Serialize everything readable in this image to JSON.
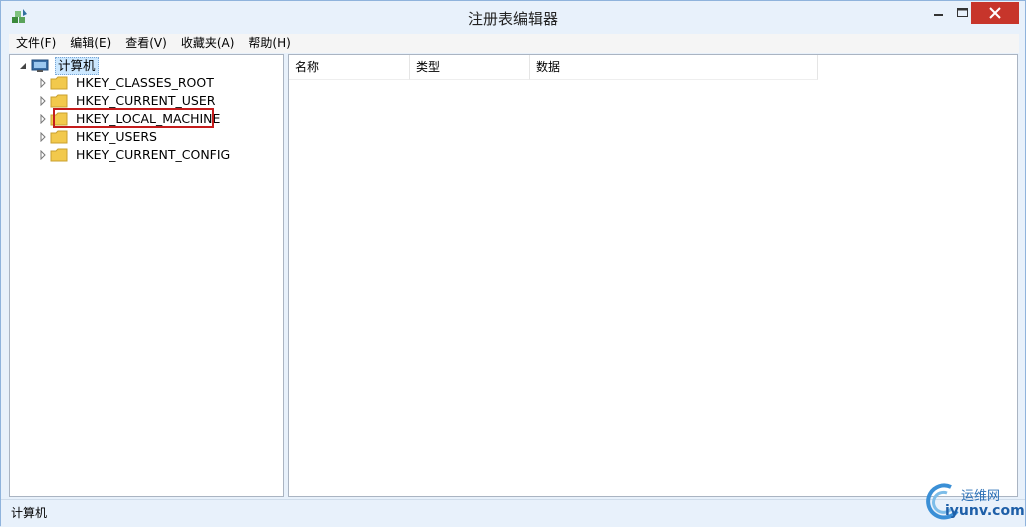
{
  "window": {
    "title": "注册表编辑器"
  },
  "menubar": {
    "items": [
      "文件(F)",
      "编辑(E)",
      "查看(V)",
      "收藏夹(A)",
      "帮助(H)"
    ]
  },
  "tree": {
    "root": {
      "label": "计算机",
      "expanded": true
    },
    "children": [
      {
        "label": "HKEY_CLASSES_ROOT"
      },
      {
        "label": "HKEY_CURRENT_USER"
      },
      {
        "label": "HKEY_LOCAL_MACHINE",
        "highlighted": true
      },
      {
        "label": "HKEY_USERS"
      },
      {
        "label": "HKEY_CURRENT_CONFIG"
      }
    ]
  },
  "list": {
    "columns": [
      "名称",
      "类型",
      "数据"
    ]
  },
  "statusbar": {
    "text": "计算机"
  },
  "watermark": {
    "line1": "运维网",
    "line2": "iyunv.com"
  },
  "colors": {
    "titlebar_bg": "#e8f1fb",
    "close_button": "#c7352b",
    "selection_box": "#c41c1c",
    "folder_yellow": "#f2c94c"
  }
}
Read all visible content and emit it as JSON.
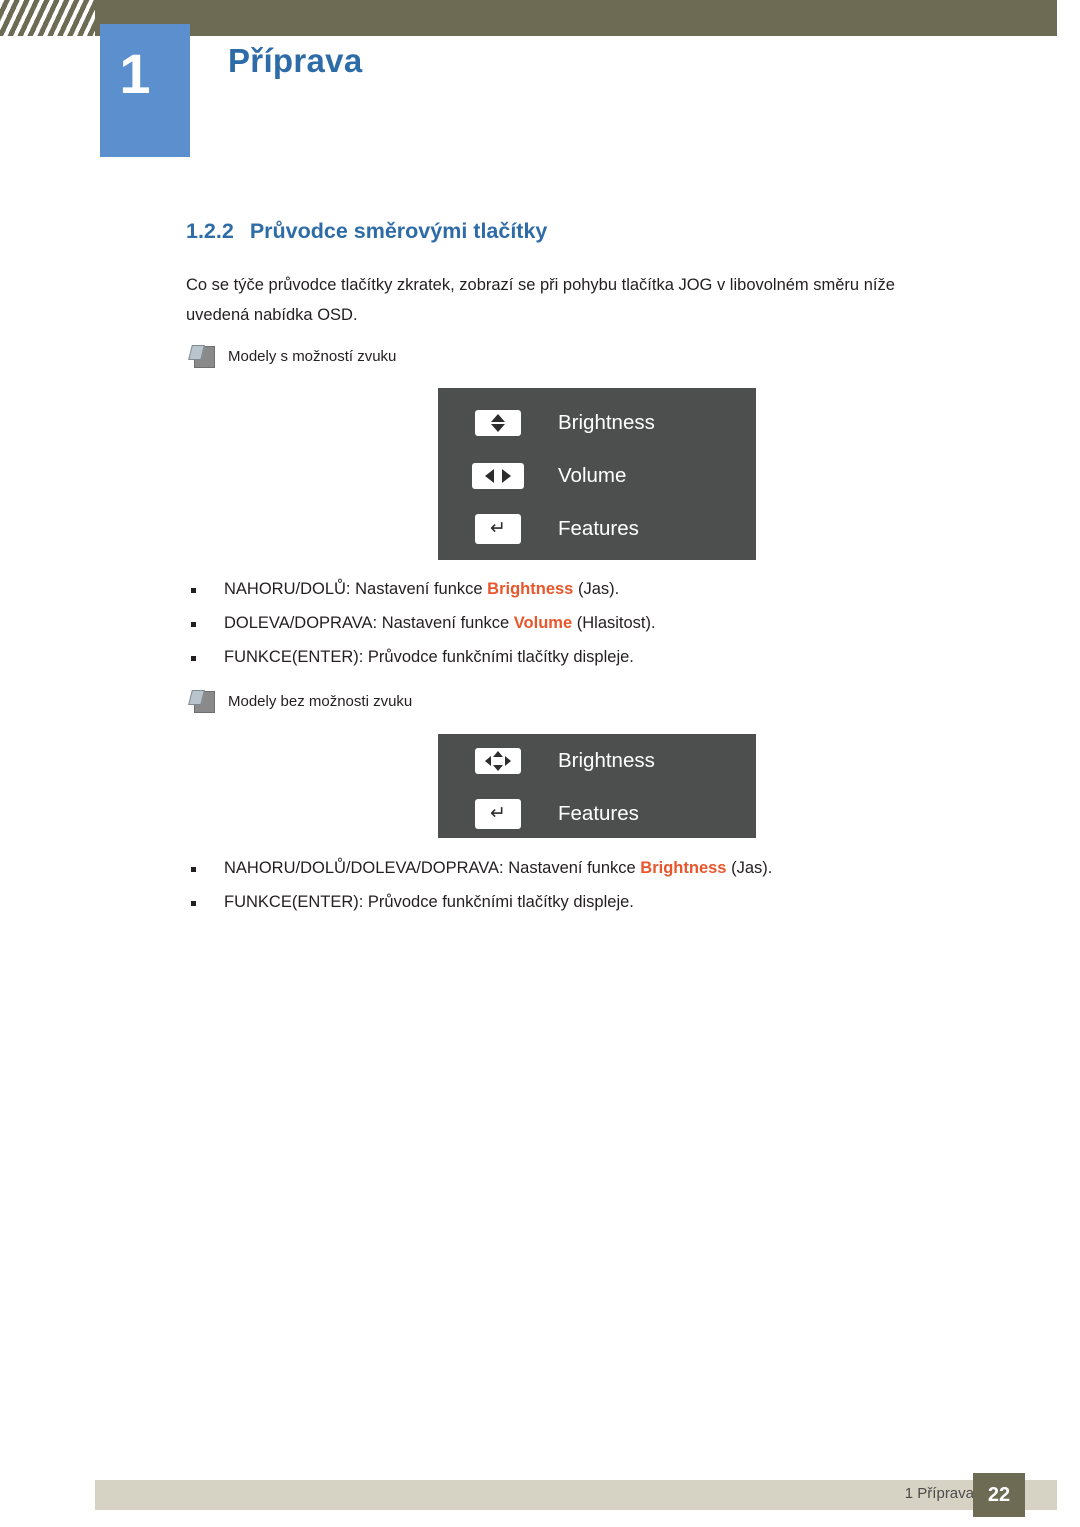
{
  "header": {
    "chapter_number": "1",
    "chapter_title": "Příprava"
  },
  "section": {
    "number": "1.2.2",
    "title": "Průvodce směrovými tlačítky",
    "paragraph": "Co se týče průvodce tlačítky zkratek, zobrazí se při pohybu tlačítka JOG v libovolném směru níže uvedená nabídka OSD."
  },
  "notes": {
    "with_sound": "Modely s možností zvuku",
    "without_sound": "Modely bez možnosti zvuku"
  },
  "osd_sound": {
    "rows": [
      {
        "key": "up-down-key",
        "label": "Brightness"
      },
      {
        "key": "left-right-key",
        "label": "Volume"
      },
      {
        "key": "enter-key",
        "label": "Features"
      }
    ]
  },
  "osd_nosound": {
    "rows": [
      {
        "key": "four-way-key",
        "label": "Brightness"
      },
      {
        "key": "enter-key",
        "label": "Features"
      }
    ]
  },
  "bullets_sound": [
    {
      "pre": "NAHORU/DOLŮ: Nastavení funkce ",
      "hl": "Brightness",
      "post": " (Jas)."
    },
    {
      "pre": "DOLEVA/DOPRAVA: Nastavení funkce ",
      "hl": "Volume",
      "post": " (Hlasitost)."
    },
    {
      "pre": "FUNKCE(ENTER): Průvodce funkčními tlačítky displeje.",
      "hl": "",
      "post": ""
    }
  ],
  "bullets_nosound": [
    {
      "pre": "NAHORU/DOLŮ/DOLEVA/DOPRAVA: Nastavení funkce ",
      "hl": "Brightness",
      "post": " (Jas)."
    },
    {
      "pre": "FUNKCE(ENTER): Průvodce funkčními tlačítky displeje.",
      "hl": "",
      "post": ""
    }
  ],
  "footer": {
    "label": "1 Příprava",
    "page": "22"
  },
  "colors": {
    "header_bar": "#6e6b55",
    "accent_blue": "#2e6ca8",
    "badge_blue": "#5b8fce",
    "osd_bg": "#4d4f4f",
    "highlight": "#e8562b",
    "footer_bar": "#d6d3c4"
  }
}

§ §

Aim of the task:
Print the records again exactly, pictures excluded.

Response below:
Serialize everything readable in this image to JSON.
{
  "window": {
    "title": "注册表编辑器"
  },
  "menubar": {
    "items": [
      "文件(F)",
      "编辑(E)",
      "查看(V)",
      "收藏夹(A)",
      "帮助(H)"
    ]
  },
  "tree": {
    "root": {
      "label": "计算机",
      "expanded": true
    },
    "children": [
      {
        "label": "HKEY_CLASSES_ROOT"
      },
      {
        "label": "HKEY_CURRENT_USER"
      },
      {
        "label": "HKEY_LOCAL_MACHINE",
        "highlighted": true
      },
      {
        "label": "HKEY_USERS"
      },
      {
        "label": "HKEY_CURRENT_CONFIG"
      }
    ]
  },
  "list": {
    "columns": [
      "名称",
      "类型",
      "数据"
    ]
  },
  "statusbar": {
    "text": "计算机"
  },
  "watermark": {
    "line1": "运维网",
    "line2": "iyunv.com"
  },
  "colors": {
    "titlebar_bg": "#e8f1fb",
    "close_button": "#c7352b",
    "selection_box": "#c41c1c",
    "folder_yellow": "#f2c94c"
  }
}
Read all visible content and emit it as JSON.
{
  "header": {
    "chapter_number": "1",
    "chapter_title": "Příprava"
  },
  "section": {
    "number": "1.2.2",
    "title": "Průvodce směrovými tlačítky",
    "paragraph": "Co se týče průvodce tlačítky zkratek, zobrazí se při pohybu tlačítka JOG v libovolném směru níže uvedená nabídka OSD."
  },
  "notes": {
    "with_sound": "Modely s možností zvuku",
    "without_sound": "Modely bez možnosti zvuku"
  },
  "osd_sound": {
    "rows": [
      {
        "key": "up-down-key",
        "label": "Brightness"
      },
      {
        "key": "left-right-key",
        "label": "Volume"
      },
      {
        "key": "enter-key",
        "label": "Features"
      }
    ]
  },
  "osd_nosound": {
    "rows": [
      {
        "key": "four-way-key",
        "label": "Brightness"
      },
      {
        "key": "enter-key",
        "label": "Features"
      }
    ]
  },
  "bullets_sound": [
    {
      "pre": "NAHORU/DOLŮ: Nastavení funkce ",
      "hl": "Brightness",
      "post": " (Jas)."
    },
    {
      "pre": "DOLEVA/DOPRAVA: Nastavení funkce ",
      "hl": "Volume",
      "post": " (Hlasitost)."
    },
    {
      "pre": "FUNKCE(ENTER): Průvodce funkčními tlačítky displeje.",
      "hl": "",
      "post": ""
    }
  ],
  "bullets_nosound": [
    {
      "pre": "NAHORU/DOLŮ/DOLEVA/DOPRAVA: Nastavení funkce ",
      "hl": "Brightness",
      "post": " (Jas)."
    },
    {
      "pre": "FUNKCE(ENTER): Průvodce funkčními tlačítky displeje.",
      "hl": "",
      "post": ""
    }
  ],
  "footer": {
    "label": "1 Příprava",
    "page": "22"
  },
  "colors": {
    "header_bar": "#6e6b55",
    "accent_blue": "#2e6ca8",
    "badge_blue": "#5b8fce",
    "osd_bg": "#4d4f4f",
    "highlight": "#e8562b",
    "footer_bar": "#d6d3c4"
  }
}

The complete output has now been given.